“We’ve never been too intense,” Circone said flatly.  “It’s like a bullfight.  People come to see what’s going to happen.”

It’s easy to dismiss any flaws the band may possess (i.e. lack of humor) as minor because the band members so obviously care about their music.  Care about their lyrics.  Care about their audience.  Insincerity is a label that will never stick to the Toll.

This band is about emotion.  Emotion that rolls around in your stomach for a few days, making you feverish and distracted and finally drives you crazy with a compulsion to act.  The audience is given a private tour of Circone’s mind: the heaven and the hell of it with no explanations or judgments; just pure emotional intensity.

“We’re more serious than jovial; we’re pretty low-key.  We have the same intensity in our personal lives that we do on stage,” explained Circone.  “Our sense of humor?  We’re sarcastic as hell.”
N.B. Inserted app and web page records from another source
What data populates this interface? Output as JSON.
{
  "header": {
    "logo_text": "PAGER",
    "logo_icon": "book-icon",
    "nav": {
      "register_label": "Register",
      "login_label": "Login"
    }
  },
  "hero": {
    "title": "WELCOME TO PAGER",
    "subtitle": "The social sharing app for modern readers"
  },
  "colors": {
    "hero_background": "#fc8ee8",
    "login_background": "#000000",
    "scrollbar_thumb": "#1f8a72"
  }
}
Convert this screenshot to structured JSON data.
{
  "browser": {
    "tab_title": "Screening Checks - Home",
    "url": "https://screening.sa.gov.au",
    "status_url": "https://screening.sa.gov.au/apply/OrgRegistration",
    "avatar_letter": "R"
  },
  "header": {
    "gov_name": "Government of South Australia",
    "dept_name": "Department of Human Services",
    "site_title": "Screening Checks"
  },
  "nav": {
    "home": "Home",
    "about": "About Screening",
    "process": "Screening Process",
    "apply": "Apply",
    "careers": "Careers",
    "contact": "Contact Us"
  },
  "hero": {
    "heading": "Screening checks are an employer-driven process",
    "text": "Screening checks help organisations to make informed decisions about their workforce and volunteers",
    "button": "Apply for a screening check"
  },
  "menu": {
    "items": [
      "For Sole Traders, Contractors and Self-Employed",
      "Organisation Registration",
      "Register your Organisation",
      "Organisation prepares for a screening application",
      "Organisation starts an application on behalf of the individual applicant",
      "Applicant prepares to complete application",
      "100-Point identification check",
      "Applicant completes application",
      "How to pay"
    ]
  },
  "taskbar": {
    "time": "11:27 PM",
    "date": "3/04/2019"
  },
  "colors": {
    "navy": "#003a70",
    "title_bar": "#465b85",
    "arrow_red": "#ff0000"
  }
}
Circone, Mayo, Silk, and bassist Greg Howard went on to explain how the Toll is the dictator that runs their lives.  “We each have an outline of things that we have to do for that week,” said Circone.  “We ask each other at practice if things got done.  If not, that job’s taken away from that person and given to somebody else.  And we all know that person fucked up.  The band itself is a dictator, but each member has a voice, so it’s a democracy.”

“We have big boards at home on the walls telling each of us what to do and when it’s got to be done,” said Mayo.  “Our housemates think we’re crazy.  They don’t know how we can live like that, but we have to, to get things done.”

“We don’t have any time for friends,” said Silk.

“Mediocrity and boredom are the band’s enemies,” said Circone.  “When you’re mediocre, you start to make excuses, like ‘I can’t sing this right because Rick’s not playing right.’  You start to blame each other and boredom sets in and you destruct.

“We’re all perfectionists in certain ways,” he continued.  “We never settle for anything less.”

Circone’s stage presence is that of a Jim Morrison disciple, and the black leather pants, tangled dark curls, and switchblade sideburns enhance the comparison.  He finds the Morrison analogies amusing and claims to have never heard the Doors’ music until six months ago.  To the rest of the band he’s just being Brad.

The music is dreamy and melodic with an inner core of steel and sweat.  The band never looks as though they’re having a rollicking, knee-slapping, good time on stage, but in some twisted sense they seem to derive pleasure from ripping out their souls and waving them round for all to see.

The words and music vary from night to night, but certain nuances form the framework for the construction of each song.  “When we started (the present line up has been together about two years) we didn’t want anyone to be able to cover a Toll song,” Circone said.  “It’s like a game that only we have the rules to.”

Captivating arena-sized crowds with the same intensity and drive the band creates in a 300-person club is something that even U2 and the Rolling Stones haven’t been able to accomplish.  Can the Toll move to bigger venues without compromising themselves?

“To keep this personalism is a great challenge for us,” said Silk.  “We feed off an audience, and the more people we have to feed from, the better it goes.”

“It is a challenge,” Howard added thoughtfully.  “But when we played The Ritz in New York (a 3,500-seat club) Brad was hanging upside down from the rafters…”  His voice trails off.  It was a good show.